§ **What is being asked**
Find the word "icon" in the listing; pull out each line holding it.
═════ Data shown ═════
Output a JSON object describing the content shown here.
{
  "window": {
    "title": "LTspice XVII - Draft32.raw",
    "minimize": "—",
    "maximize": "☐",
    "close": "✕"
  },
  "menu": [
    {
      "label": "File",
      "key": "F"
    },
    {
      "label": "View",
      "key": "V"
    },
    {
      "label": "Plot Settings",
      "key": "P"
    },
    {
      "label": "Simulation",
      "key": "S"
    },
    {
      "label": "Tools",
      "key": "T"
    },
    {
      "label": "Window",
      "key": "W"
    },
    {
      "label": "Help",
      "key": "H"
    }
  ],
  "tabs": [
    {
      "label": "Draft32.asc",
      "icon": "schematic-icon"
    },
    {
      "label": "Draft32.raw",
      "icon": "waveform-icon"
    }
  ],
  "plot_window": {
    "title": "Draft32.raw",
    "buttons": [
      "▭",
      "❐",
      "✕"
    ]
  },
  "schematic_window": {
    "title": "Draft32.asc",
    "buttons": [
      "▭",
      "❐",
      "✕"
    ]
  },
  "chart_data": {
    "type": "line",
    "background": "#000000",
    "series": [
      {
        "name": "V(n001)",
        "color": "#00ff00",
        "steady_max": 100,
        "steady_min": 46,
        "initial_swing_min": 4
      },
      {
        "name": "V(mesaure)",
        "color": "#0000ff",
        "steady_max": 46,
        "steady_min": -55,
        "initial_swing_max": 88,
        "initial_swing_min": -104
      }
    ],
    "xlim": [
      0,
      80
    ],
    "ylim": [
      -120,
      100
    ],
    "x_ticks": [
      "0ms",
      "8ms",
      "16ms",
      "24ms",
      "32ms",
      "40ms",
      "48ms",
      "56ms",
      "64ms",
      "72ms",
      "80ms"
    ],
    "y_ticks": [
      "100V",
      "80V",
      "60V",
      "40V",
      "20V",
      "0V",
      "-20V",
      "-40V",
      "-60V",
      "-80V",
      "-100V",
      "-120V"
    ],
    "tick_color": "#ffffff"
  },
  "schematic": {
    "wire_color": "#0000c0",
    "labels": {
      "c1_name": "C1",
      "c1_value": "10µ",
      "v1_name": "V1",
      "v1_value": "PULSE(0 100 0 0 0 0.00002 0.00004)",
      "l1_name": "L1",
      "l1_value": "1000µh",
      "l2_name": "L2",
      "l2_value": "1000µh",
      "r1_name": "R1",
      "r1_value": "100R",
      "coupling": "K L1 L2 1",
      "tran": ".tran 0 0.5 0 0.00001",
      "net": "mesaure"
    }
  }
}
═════
§ **Your response**
      "icon": "schematic-icon"
      "icon": "waveform-icon"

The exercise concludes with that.